> Dlang includes some good ideas.
> But dub pulls in so much stuff. Too much for me.
> I like things which are clean,lean,little,small.
> But when i use dub it links with so many libraries.
> Are they really needed ?

As a package manager, dub is OK, it does its job.

As a build system, I find dub simply isn't good enough for my use cases.
Its build model is far too simplistic, and does not integrate well with
external build systems (esp in projects involving multiple programming
languages).  I rather prefer SCons for my general build needs.

As far as dub pulling in too many libraries: IMNSHO this is a malaise of
modern software in general. (No) thanks to the code reuse mantra, nobody
seems satisfied until they refactor every common function into its own
package, and everything depends on everything else, so doing something
trivial like displaying a static webpage with vibe.d pulls in 25
packages just so it can be built.

I much rather prefer Adam's arsd libs[1], where you can literally just
copy the module into your own workspace (they are almost all standalone
single-file modules, except for a small number of exceptions) and just
build away. No hairy recursive dependencies to worry about, everything
you need is encapsulated in a single file.  That's the kind of
dependency philosophy I subscribe to.  The dependency graph of a project
should not be more than 2 levels deep (preferably just 1). You shouldn't
have to download half the world just to build a hello world program. And
you definitely shouldn't need to solve an NP-complete problem[2] just so
you can build your code.

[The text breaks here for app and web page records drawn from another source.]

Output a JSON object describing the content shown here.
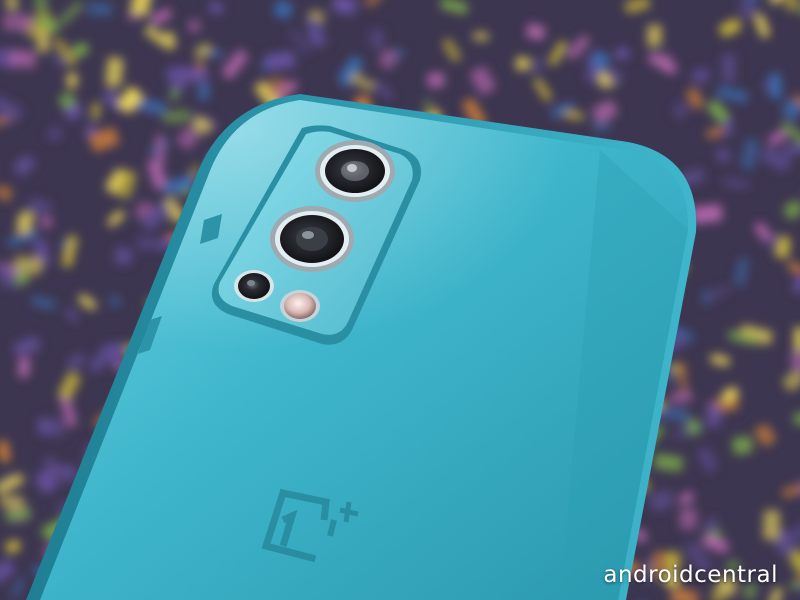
{
  "photo": {
    "subject": "phone-back-with-camera-module",
    "colors": {
      "phone_body": "#3fb6cc",
      "phone_highlight": "#7fdbe8",
      "phone_shadow": "#1f7e93",
      "camera_module": "#5fc3d6",
      "lens_ring": "#c9d6dc",
      "background_purple": "#5a4c8c",
      "background_yellow": "#c9b63a",
      "background_orange": "#d0803a",
      "background_blue": "#3b6db0",
      "background_pink": "#b066a8",
      "background_green": "#7aa84a"
    },
    "logo": {
      "brand_text": "1+"
    },
    "watermark": {
      "text": "androidcentral"
    }
  }
}
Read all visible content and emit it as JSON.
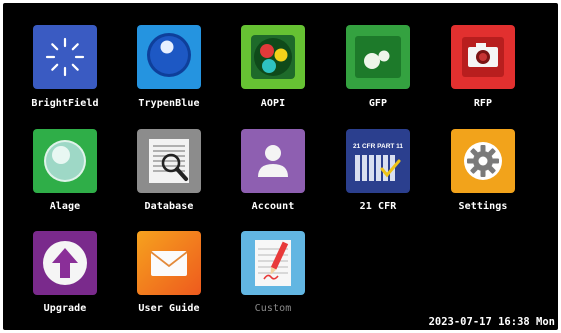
{
  "apps": [
    {
      "key": "brightfield",
      "label": "BrightField",
      "icon": "sun-burst-icon",
      "color": "#3b5cc4",
      "enabled": true
    },
    {
      "key": "trypenblue",
      "label": "TrypenBlue",
      "icon": "blue-cell-icon",
      "color": "#1f8fdd",
      "enabled": true
    },
    {
      "key": "aopi",
      "label": "AOPI",
      "icon": "fluorescent-cells-icon",
      "color": "#5fbf2e",
      "enabled": true
    },
    {
      "key": "gfp",
      "label": "GFP",
      "icon": "green-cells-icon",
      "color": "#2f9e3b",
      "enabled": true
    },
    {
      "key": "rfp",
      "label": "RFP",
      "icon": "camera-icon",
      "color": "#e0302f",
      "enabled": true
    },
    {
      "key": "alage",
      "label": "Alage",
      "icon": "algae-cell-icon",
      "color": "#2fae48",
      "enabled": true
    },
    {
      "key": "database",
      "label": "Database",
      "icon": "database-search-icon",
      "color": "#8a8a8a",
      "enabled": true
    },
    {
      "key": "account",
      "label": "Account",
      "icon": "user-account-icon",
      "color": "#8d5fb0",
      "enabled": true
    },
    {
      "key": "cfr",
      "label": "21 CFR",
      "icon": "compliance-chart-icon",
      "color": "#2b3f8e",
      "enabled": true,
      "badge": "21 CFR PART 11"
    },
    {
      "key": "settings",
      "label": "Settings",
      "icon": "gear-icon",
      "color": "#f1a21a",
      "enabled": true
    },
    {
      "key": "upgrade",
      "label": "Upgrade",
      "icon": "upgrade-arrow-icon",
      "color": "#7a2a8a",
      "enabled": true
    },
    {
      "key": "userguide",
      "label": "User Guide",
      "icon": "envelope-icon",
      "color": "#f07a1e",
      "enabled": true
    },
    {
      "key": "custom",
      "label": "Custom",
      "icon": "pencil-edit-icon",
      "color": "#5ab0e0",
      "enabled": false
    }
  ],
  "status_bar": {
    "datetime": "2023-07-17 16:38 Mon"
  }
}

[1] https://github.com/adamdruppe/arsd/
[2] https://research.swtch.com/version-sat - Dependency hell is


It is of the new things that men tire --- of fashions and proposals and improvements and change. It is the old things that startle and intoxicate. It is the old things that are young. -- G.K. Chesterton

More information about the Digitalmars-d-learn mailing list